■ **What you are asked to do**:
If a line in the data holds "JSON", copy that line out in full.

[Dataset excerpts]
===
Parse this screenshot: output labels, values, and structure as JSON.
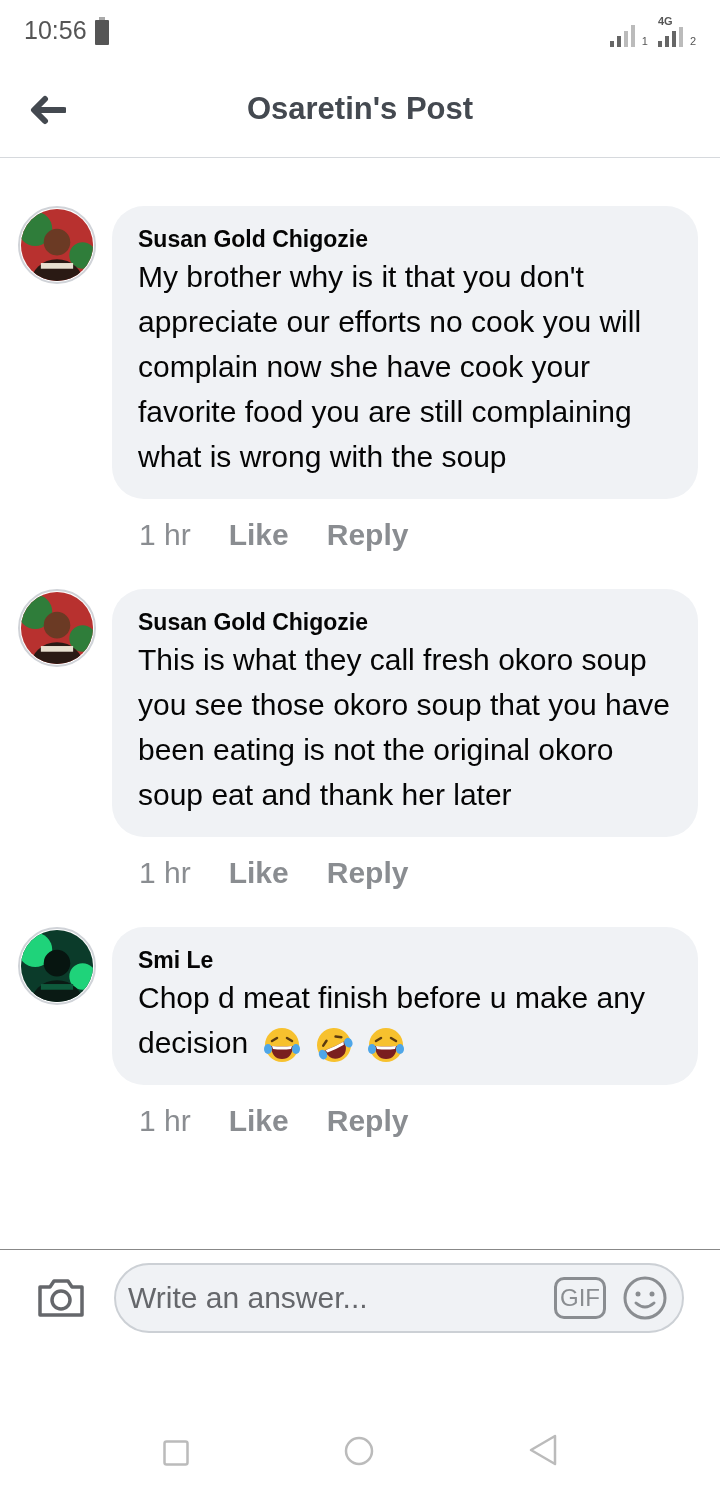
{
  "status_bar": {
    "time": "10:56",
    "network": "4G",
    "sim_1": "1",
    "sim_2": "2"
  },
  "header": {
    "title": "Osaretin's Post"
  },
  "comments": [
    {
      "author": "Susan Gold Chigozie",
      "text": "My brother why is it that you don't appreciate our efforts no cook you will complain now she have cook your favorite food you are still complaining what is wrong with the soup",
      "time": "1 hr",
      "like": "Like",
      "reply": "Reply"
    },
    {
      "author": "Susan Gold Chigozie",
      "text": "This is what they call fresh okoro soup you see those okoro soup that you have been eating is not the original okoro soup eat and thank her later",
      "time": "1 hr",
      "like": "Like",
      "reply": "Reply"
    },
    {
      "author": "Smi Le",
      "text": "Chop d meat finish before u make any decision",
      "emoji": [
        {
          "kind": "tears"
        },
        {
          "kind": "rolling"
        },
        {
          "kind": "tears"
        }
      ],
      "time": "1 hr",
      "like": "Like",
      "reply": "Reply"
    }
  ],
  "composer": {
    "placeholder": "Write an answer...",
    "gif": "GIF"
  }
}
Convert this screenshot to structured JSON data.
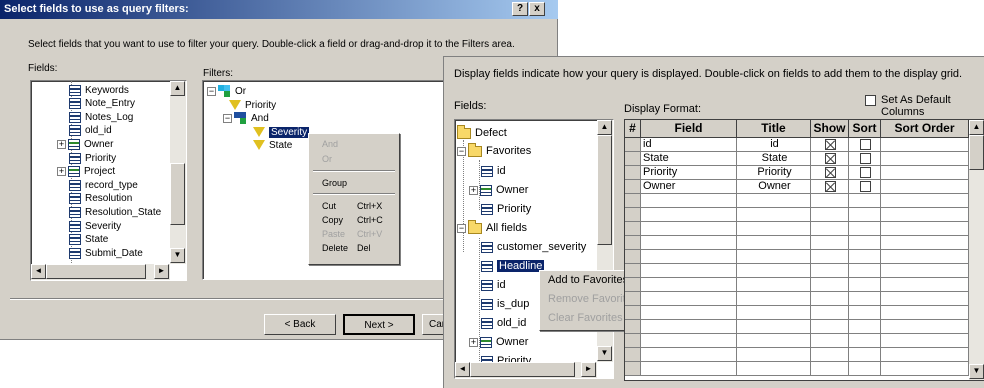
{
  "dialog1": {
    "title": "Select fields to use as query filters:",
    "help_label": "?",
    "close_label": "x",
    "instruction": "Select fields that you want to use to filter your query. Double-click a field or drag-and-drop it to the Filters area.",
    "fields_label": "Fields:",
    "filters_label": "Filters:",
    "fields": [
      "Keywords",
      "Note_Entry",
      "Notes_Log",
      "old_id",
      "Owner",
      "Priority",
      "Project",
      "record_type",
      "Resolution",
      "Resolution_State",
      "Severity",
      "State",
      "Submit_Date"
    ],
    "filters": {
      "root": "Or",
      "priority": "Priority",
      "and": "And",
      "severity": "Severity",
      "state": "State"
    },
    "context_menu": {
      "and": "And",
      "or": "Or",
      "group": "Group",
      "cut": "Cut",
      "cut_shortcut": "Ctrl+X",
      "copy": "Copy",
      "copy_shortcut": "Ctrl+C",
      "paste": "Paste",
      "paste_shortcut": "Ctrl+V",
      "delete": "Delete",
      "delete_shortcut": "Del"
    },
    "back_button": "< Back",
    "next_button": "Next >",
    "cancel_button": "Canc"
  },
  "dialog2": {
    "instruction": "Display fields indicate how your query is displayed. Double-click on fields to add them to the display grid.",
    "fields_label": "Fields:",
    "display_format_label": "Display Format:",
    "default_columns_label": "Set As Default Columns",
    "tree": {
      "defect": "Defect",
      "favorites": "Favorites",
      "fav_items": [
        "id",
        "Owner",
        "Priority"
      ],
      "all_fields": "All fields",
      "all_items": [
        "customer_severity",
        "Headline",
        "id",
        "is_dup",
        "old_id",
        "Owner",
        "Priority"
      ]
    },
    "context_menu": {
      "add": "Add to Favorites",
      "remove": "Remove Favorites",
      "clear": "Clear Favorites"
    },
    "grid": {
      "headers": [
        "#",
        "Field",
        "Title",
        "Show",
        "Sort",
        "Sort Order"
      ],
      "rows": [
        {
          "field": "id",
          "title": "id",
          "show": true,
          "sort": false
        },
        {
          "field": "State",
          "title": "State",
          "show": true,
          "sort": false
        },
        {
          "field": "Priority",
          "title": "Priority",
          "show": true,
          "sort": false
        },
        {
          "field": "Owner",
          "title": "Owner",
          "show": true,
          "sort": false
        }
      ]
    }
  }
}
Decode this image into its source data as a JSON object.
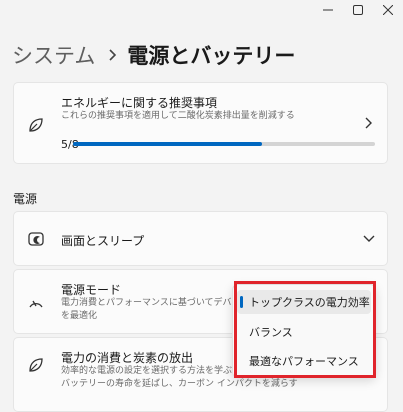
{
  "breadcrumb": {
    "root": "システム",
    "current": "電源とバッテリー"
  },
  "energy": {
    "title": "エネルギーに関する推奨事項",
    "subtitle": "これらの推奨事項を適用して二酸化炭素排出量を削減する",
    "progress_text": "5/8",
    "progress_value": 0.625
  },
  "section_heading": "電源",
  "screen_sleep": {
    "title": "画面とスリープ"
  },
  "power_mode": {
    "title": "電源モード",
    "subtitle_line1": "電力消費とパフォーマンスに基づいてデバイス",
    "subtitle_line2": "を最適化"
  },
  "power_mode_options": [
    {
      "label": "トップクラスの電力効率",
      "selected": true
    },
    {
      "label": "バランス",
      "selected": false
    },
    {
      "label": "最適なパフォーマンス",
      "selected": false
    }
  ],
  "carbon": {
    "title": "電力の消費と炭素の放出",
    "subtitle_line1": "効率的な電源の設定を選択する方法を学ぶ",
    "subtitle_line2": "バッテリーの寿命を延ばし、カーボン インパクトを減らす"
  },
  "colors": {
    "accent": "#0067c0",
    "highlight": "#e0242b"
  }
}
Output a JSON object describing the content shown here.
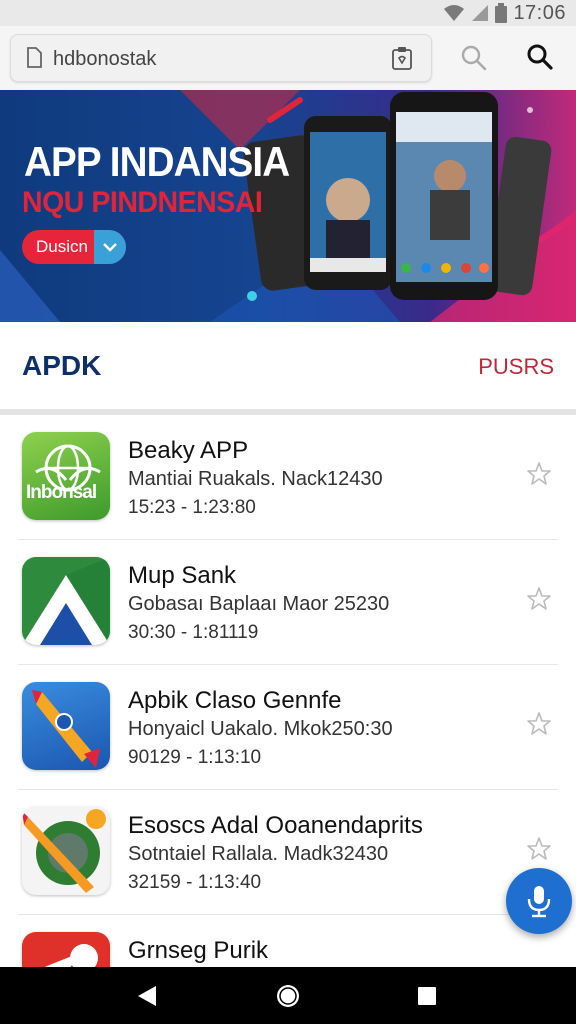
{
  "status_bar": {
    "time": "17:06",
    "icons": [
      "wifi-icon",
      "battery-icon"
    ]
  },
  "toolbar": {
    "url_text": "hdbonostak",
    "icons": [
      "document-icon",
      "clipboard-badge-icon",
      "search-icon",
      "search-icon"
    ]
  },
  "banner": {
    "title": "APP INDANSIA",
    "subtitle": "NQU PINDNENSAI",
    "button_label": "Dusicn",
    "colors": {
      "background": "#16448f",
      "accent": "#e0253a",
      "button_secondary": "#3aa0d8"
    }
  },
  "section": {
    "title": "APDK",
    "action": "PUSRS"
  },
  "apps": [
    {
      "name": "Beaky APP",
      "desc": "Mantiai Ruakals. Nack12430",
      "meta": "15:23 - 1:23:80",
      "icon": "globe-icon",
      "icon_label": "Inbonsal"
    },
    {
      "name": "Mup Sank",
      "desc": "Gobasaı Baplaaı Maor 25230",
      "meta": "30:30 - 1:81119",
      "icon": "triangle-logo-icon"
    },
    {
      "name": "Apbik Claso Gennfe",
      "desc": "Honyaicl Uakalo. Mkok250:30",
      "meta": "90129 - 1:13:10",
      "icon": "rocket-icon"
    },
    {
      "name": "Esoscs Adal Ooanendaprits",
      "desc": "Sotntaiel Rallala. Madk32430",
      "meta": "32159 - 1:13:40",
      "icon": "pencil-chat-icon"
    },
    {
      "name": "Grnseg Purik",
      "desc": "",
      "meta": "",
      "icon": "red-app-icon"
    }
  ],
  "fab": {
    "icon": "microphone-icon",
    "color": "#1e6fd0"
  },
  "nav": {
    "icons": [
      "back-icon",
      "home-icon",
      "recent-apps-icon"
    ]
  }
}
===
■ **Your solution**:
Parse this screenshot: output labels, values, and structure as JSON.
Convert this screenshot to structured JSON data.
Decode this image into its source data as a JSON object.
Output a JSON object describing the content shown here.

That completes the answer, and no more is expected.